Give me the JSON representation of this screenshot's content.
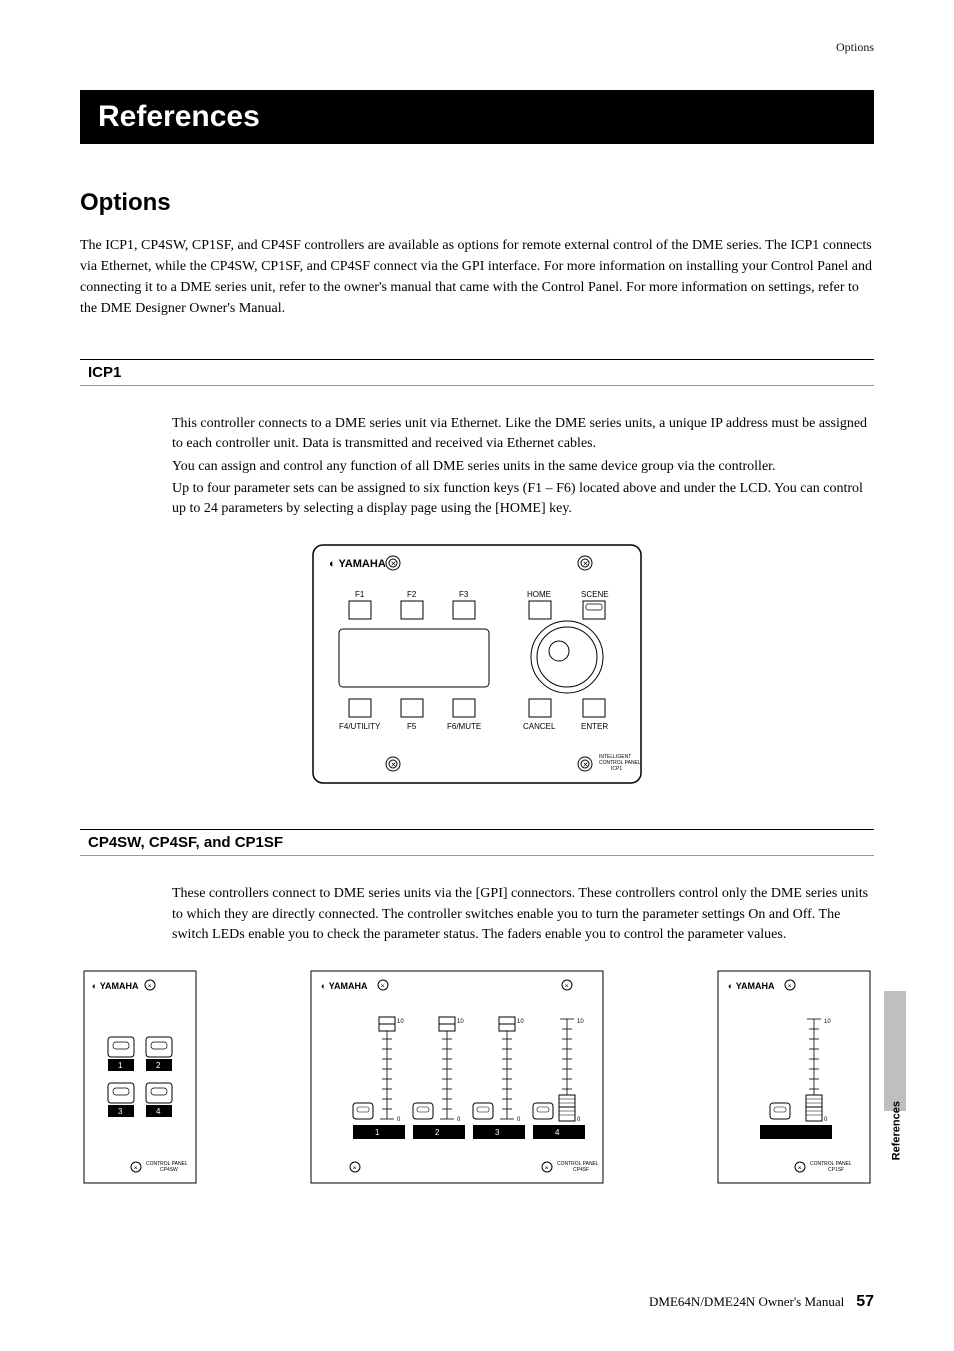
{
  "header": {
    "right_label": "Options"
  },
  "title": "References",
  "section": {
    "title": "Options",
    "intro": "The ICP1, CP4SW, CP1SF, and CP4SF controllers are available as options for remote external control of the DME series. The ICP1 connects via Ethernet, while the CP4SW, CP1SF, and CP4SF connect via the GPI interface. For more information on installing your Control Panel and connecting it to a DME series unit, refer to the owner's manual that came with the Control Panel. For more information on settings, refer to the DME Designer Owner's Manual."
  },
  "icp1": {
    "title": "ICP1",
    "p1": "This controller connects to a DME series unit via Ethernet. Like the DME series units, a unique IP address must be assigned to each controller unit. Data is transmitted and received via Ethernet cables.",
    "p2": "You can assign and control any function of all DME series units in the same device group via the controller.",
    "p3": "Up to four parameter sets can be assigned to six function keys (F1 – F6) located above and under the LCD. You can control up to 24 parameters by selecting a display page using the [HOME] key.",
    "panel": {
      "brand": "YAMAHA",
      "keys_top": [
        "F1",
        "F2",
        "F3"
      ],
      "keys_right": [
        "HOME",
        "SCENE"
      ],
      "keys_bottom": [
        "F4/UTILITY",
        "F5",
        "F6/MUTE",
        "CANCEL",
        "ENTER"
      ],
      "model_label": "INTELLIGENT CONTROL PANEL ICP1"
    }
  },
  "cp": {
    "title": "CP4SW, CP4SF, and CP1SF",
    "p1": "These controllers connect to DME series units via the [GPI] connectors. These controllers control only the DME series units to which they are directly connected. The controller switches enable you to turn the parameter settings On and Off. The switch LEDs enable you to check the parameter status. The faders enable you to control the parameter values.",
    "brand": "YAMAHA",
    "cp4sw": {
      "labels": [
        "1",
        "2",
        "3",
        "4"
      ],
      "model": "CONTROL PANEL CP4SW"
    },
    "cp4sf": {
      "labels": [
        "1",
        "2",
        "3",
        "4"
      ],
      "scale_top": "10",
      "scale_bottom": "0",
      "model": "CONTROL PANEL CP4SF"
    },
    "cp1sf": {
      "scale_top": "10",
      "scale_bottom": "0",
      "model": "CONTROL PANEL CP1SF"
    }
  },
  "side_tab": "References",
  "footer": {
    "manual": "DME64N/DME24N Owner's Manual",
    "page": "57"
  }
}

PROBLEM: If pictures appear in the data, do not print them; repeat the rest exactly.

RESPONSE AREA:
Give me the JSON representation of this screenshot's content.
{
  "header": {
    "right_label": "Options"
  },
  "title": "References",
  "section": {
    "title": "Options",
    "intro": "The ICP1, CP4SW, CP1SF, and CP4SF controllers are available as options for remote external control of the DME series. The ICP1 connects via Ethernet, while the CP4SW, CP1SF, and CP4SF connect via the GPI interface. For more information on installing your Control Panel and connecting it to a DME series unit, refer to the owner's manual that came with the Control Panel. For more information on settings, refer to the DME Designer Owner's Manual."
  },
  "icp1": {
    "title": "ICP1",
    "p1": "This controller connects to a DME series unit via Ethernet. Like the DME series units, a unique IP address must be assigned to each controller unit. Data is transmitted and received via Ethernet cables.",
    "p2": "You can assign and control any function of all DME series units in the same device group via the controller.",
    "p3": "Up to four parameter sets can be assigned to six function keys (F1 – F6) located above and under the LCD. You can control up to 24 parameters by selecting a display page using the [HOME] key.",
    "panel": {
      "brand": "YAMAHA",
      "keys_top": [
        "F1",
        "F2",
        "F3"
      ],
      "keys_right": [
        "HOME",
        "SCENE"
      ],
      "keys_bottom": [
        "F4/UTILITY",
        "F5",
        "F6/MUTE",
        "CANCEL",
        "ENTER"
      ],
      "model_label": "INTELLIGENT CONTROL PANEL ICP1"
    }
  },
  "cp": {
    "title": "CP4SW, CP4SF, and CP1SF",
    "p1": "These controllers connect to DME series units via the [GPI] connectors. These controllers control only the DME series units to which they are directly connected. The controller switches enable you to turn the parameter settings On and Off. The switch LEDs enable you to check the parameter status. The faders enable you to control the parameter values.",
    "brand": "YAMAHA",
    "cp4sw": {
      "labels": [
        "1",
        "2",
        "3",
        "4"
      ],
      "model": "CONTROL PANEL CP4SW"
    },
    "cp4sf": {
      "labels": [
        "1",
        "2",
        "3",
        "4"
      ],
      "scale_top": "10",
      "scale_bottom": "0",
      "model": "CONTROL PANEL CP4SF"
    },
    "cp1sf": {
      "scale_top": "10",
      "scale_bottom": "0",
      "model": "CONTROL PANEL CP1SF"
    }
  },
  "side_tab": "References",
  "footer": {
    "manual": "DME64N/DME24N Owner's Manual",
    "page": "57"
  }
}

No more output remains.